Jen here –
Part of my new job is working on the National Science Foundation (NSF) funded FOSSIL Project that has created a social community that shares resources, help, and more on paleontology related ideas (myfossil.org). Every few years the funding group, Advancing Informal STEM Learning (AISL) has a Principal Investigator (PI) meeting, to bring all of the project leaders together to share updates and brainstorm new ideas. I was selected as the FOSSIL Project representative to attend the event. This involved putting together a poster summarizing our project and what has happened over the past four years the project has been operating. I also included where we hoped to be heading in the future as we are working to make the platforms more community driven.
This was my first real dive into NSF. I had submitted several postdoctoral fellowships to NSF but never really engaged with program officers outside of emails or been in the audience of talks by different NSF staff members. The first day was primarily listening to different NSF staff explain and explore the various outlets of funding through NSF, the different programs to apply for funding, and the importance of the annual report. I took a considerable amount of notes because as an early career professional, it’s likely I will need to know some of these people and programs as I move forward in my career.
There were breakout sessions where we could explore specific things in more detail. The first session I attended was on identifying informal places where people have some time to engage in science content. There was a brief introduction to different projects going on right now and then we spent much of the remaining time in small group discussions. We shared our own experiences with conceptualizing and implementing programs in different places and then discussed other spaces where we could introduce people to science. Some of these include: sporting events, airports, bus stations, and much more! Places where people go on a regular basis that we could introduce some brief content into. The next session I attended was on three key components: identity, interest, and engagement. There was a recent task force that really dove into these three topics and interviewed members of the research field to get at the components from all viewpoints. If you are interested in learning more head to: Informal Science.
There was a poster session where we could explore the other AISL projects and network with potential collaborators. It was split into two sessions but I didn’t feel this was very effective because the rooms were sort of spread out and no one seemed to really stick to the schedule. So, I didn’t get to interact with as many people as I was hoping to but those that I did engage with were interested in the program and were very friendly.

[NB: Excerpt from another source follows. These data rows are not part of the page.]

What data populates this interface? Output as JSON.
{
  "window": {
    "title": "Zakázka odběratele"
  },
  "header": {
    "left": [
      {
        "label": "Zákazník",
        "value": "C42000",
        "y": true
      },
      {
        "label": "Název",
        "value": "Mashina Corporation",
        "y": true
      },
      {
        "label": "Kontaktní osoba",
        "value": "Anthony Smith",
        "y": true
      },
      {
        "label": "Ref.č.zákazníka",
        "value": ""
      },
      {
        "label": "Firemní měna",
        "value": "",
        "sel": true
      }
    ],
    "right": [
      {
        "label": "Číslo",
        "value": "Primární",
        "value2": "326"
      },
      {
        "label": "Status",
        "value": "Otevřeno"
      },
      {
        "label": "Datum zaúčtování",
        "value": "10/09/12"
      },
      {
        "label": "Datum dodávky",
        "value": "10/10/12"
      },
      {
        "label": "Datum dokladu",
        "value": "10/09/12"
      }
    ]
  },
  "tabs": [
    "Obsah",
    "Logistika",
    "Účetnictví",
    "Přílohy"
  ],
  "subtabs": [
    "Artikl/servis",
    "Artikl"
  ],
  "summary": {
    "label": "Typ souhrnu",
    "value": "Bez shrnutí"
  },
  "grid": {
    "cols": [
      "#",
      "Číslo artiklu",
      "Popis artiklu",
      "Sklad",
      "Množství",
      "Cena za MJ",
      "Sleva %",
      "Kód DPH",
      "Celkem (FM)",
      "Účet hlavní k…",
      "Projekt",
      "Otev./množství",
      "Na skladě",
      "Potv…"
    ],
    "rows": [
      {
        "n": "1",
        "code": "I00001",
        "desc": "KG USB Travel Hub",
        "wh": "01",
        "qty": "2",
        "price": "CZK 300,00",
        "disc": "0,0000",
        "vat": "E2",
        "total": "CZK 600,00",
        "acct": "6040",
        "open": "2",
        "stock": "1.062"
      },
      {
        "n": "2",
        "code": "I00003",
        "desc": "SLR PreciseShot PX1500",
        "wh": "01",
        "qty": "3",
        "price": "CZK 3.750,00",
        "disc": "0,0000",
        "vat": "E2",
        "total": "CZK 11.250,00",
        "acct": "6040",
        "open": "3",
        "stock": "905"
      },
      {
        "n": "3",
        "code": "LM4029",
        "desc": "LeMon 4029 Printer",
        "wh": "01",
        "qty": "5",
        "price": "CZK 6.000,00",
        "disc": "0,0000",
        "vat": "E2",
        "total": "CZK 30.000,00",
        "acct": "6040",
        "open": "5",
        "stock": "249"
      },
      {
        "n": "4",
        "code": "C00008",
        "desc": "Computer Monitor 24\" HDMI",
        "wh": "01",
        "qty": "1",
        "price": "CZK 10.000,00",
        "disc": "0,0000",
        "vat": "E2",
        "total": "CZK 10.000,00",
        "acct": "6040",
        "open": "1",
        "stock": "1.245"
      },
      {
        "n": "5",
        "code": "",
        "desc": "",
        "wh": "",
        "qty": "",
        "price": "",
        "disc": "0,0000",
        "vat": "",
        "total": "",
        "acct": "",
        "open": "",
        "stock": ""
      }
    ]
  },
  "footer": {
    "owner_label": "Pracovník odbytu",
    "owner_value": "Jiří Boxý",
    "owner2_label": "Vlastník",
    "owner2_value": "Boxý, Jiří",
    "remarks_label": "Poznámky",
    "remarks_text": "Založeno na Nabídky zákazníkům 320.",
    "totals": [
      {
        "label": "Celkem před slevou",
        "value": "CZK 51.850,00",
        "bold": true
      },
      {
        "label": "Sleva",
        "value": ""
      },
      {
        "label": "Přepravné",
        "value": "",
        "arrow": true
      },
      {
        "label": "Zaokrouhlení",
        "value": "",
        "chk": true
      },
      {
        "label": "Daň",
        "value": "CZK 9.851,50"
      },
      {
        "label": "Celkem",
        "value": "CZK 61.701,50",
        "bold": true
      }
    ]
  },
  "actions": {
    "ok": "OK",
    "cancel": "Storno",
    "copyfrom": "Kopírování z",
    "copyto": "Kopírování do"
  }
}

The final day of the event included a morning filled with small group discussions on broadening participation in STEM. I had a really interesting small group and we had a lot of interesting conversations about our projects and experiences.
Overall, this was a greatly informative experience for me. It was sort of a last minute trip but I really made the most of it and left with a lot of knowledge. I think getting to meet and listen to some of the NSF program officers really helped personalize them. It’s difficult sending proposals into the internet void and only having a few interactions with a staff member. Everyone I listened to and interacted with was very eager to help others succeed.